(The Speed stat, on the other hand, will be fine even if it exceeds 1024 with this trick, since it doesn't get truncated to a single byte anywhere.)
Moreover, if you do have a stat greater than 999, then the check that ensures you can't raise your stat further if it's already at 999 will fail - it checks if it's equal to 999, not greater than or equal. So once at +4 with an Attack of 1026, the Pokémon could use one more Swords Dance to boost its Attack stat stage to +6. This will apply the cap, of course, since it's raising the stat stage - but if it's subsequently lowered back to +5, the Pokémon will end up with an Attack of 1197. This isn't very useful, of course, thanks to the wrapping around, but it's an interesting curiosity nonetheless.

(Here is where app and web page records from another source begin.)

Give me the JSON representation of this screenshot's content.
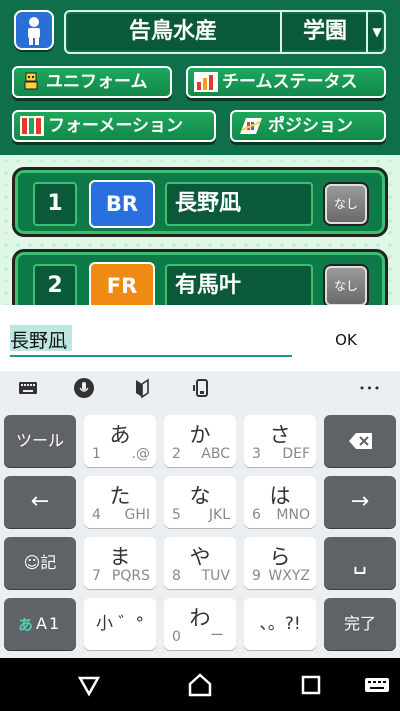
{
  "team": {
    "name": "告鳥水産",
    "division": "学園",
    "dropdown_glyph": "▼"
  },
  "menu": {
    "uniform": "ユニフォーム",
    "team_status": "チームステータス",
    "formation": "フォーメーション",
    "position": "ポジション"
  },
  "players": [
    {
      "number": "1",
      "position": "BR",
      "position_color": "#2a6fe0",
      "name": "長野凪",
      "none_label": "なし"
    },
    {
      "number": "2",
      "position": "FR",
      "position_color": "#ef8a12",
      "name": "有馬叶",
      "none_label": "なし"
    }
  ],
  "input": {
    "value": "長野凪",
    "ok_label": "OK"
  },
  "keyboard": {
    "tools_label": "ツール",
    "more_glyph": "•••",
    "rows": [
      [
        {
          "main": "あ",
          "num": "1",
          "sub": ".@"
        },
        {
          "main": "か",
          "num": "2",
          "sub": "ABC"
        },
        {
          "main": "さ",
          "num": "3",
          "sub": "DEF"
        }
      ],
      [
        {
          "main": "た",
          "num": "4",
          "sub": "GHI"
        },
        {
          "main": "な",
          "num": "5",
          "sub": "JKL"
        },
        {
          "main": "は",
          "num": "6",
          "sub": "MNO"
        }
      ],
      [
        {
          "main": "ま",
          "num": "7",
          "sub": "PQRS"
        },
        {
          "main": "や",
          "num": "8",
          "sub": "TUV"
        },
        {
          "main": "ら",
          "num": "9",
          "sub": "WXYZ"
        }
      ]
    ],
    "bottom": {
      "small": "小 ゛°",
      "wa_main": "わ",
      "wa_num": "0",
      "wa_sub": "ー",
      "punct": "、。?!",
      "done": "完了",
      "mode_kana": "あ",
      "mode_alpha": "A",
      "mode_num": "1",
      "emoji_label": "☺記",
      "space_glyph": "␣",
      "left_arrow": "←",
      "right_arrow": "→"
    }
  },
  "colors": {
    "header_green": "#0f6f4a",
    "button_green": "#1ea85c",
    "accent_teal": "#199a8a"
  }
}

Note that for the player's Pokémon in-game, if a stat is badge-boosted, then it will always be capped at 999 after applying the badge boost, so even if you bypass the cap on the stat stage step, it will just get capped a bit later in the process. Thus, this effect will only be visible on opposing Pokémon, when you don't have all the badges, or in link battles.
What About Stadium?
Stadium actually fixed all of the weird behaviour described above! Score.
R/B/Y Battle Stat Calculator
I'm sure this is all a lot to take in, so here's a calculator where you can play around with what will actually happen to your stats in any situation you can imagine.
Press the various buttons to make in-battle events happen, choose your badges and press "Set badges", or even modify the out-of-battle stats and click "Switch Pokémon" or "Level up". Note that you must press "Set badges" to have your new badge selections taken into account, and you must press either "Set badges", "Switch Pokémon" or "Level up" to have new out-of-battle stats taken into account.
|Player's Pokémon||Opposing Pokémon|
Page last modified March 29 2018 at 19:20 GMT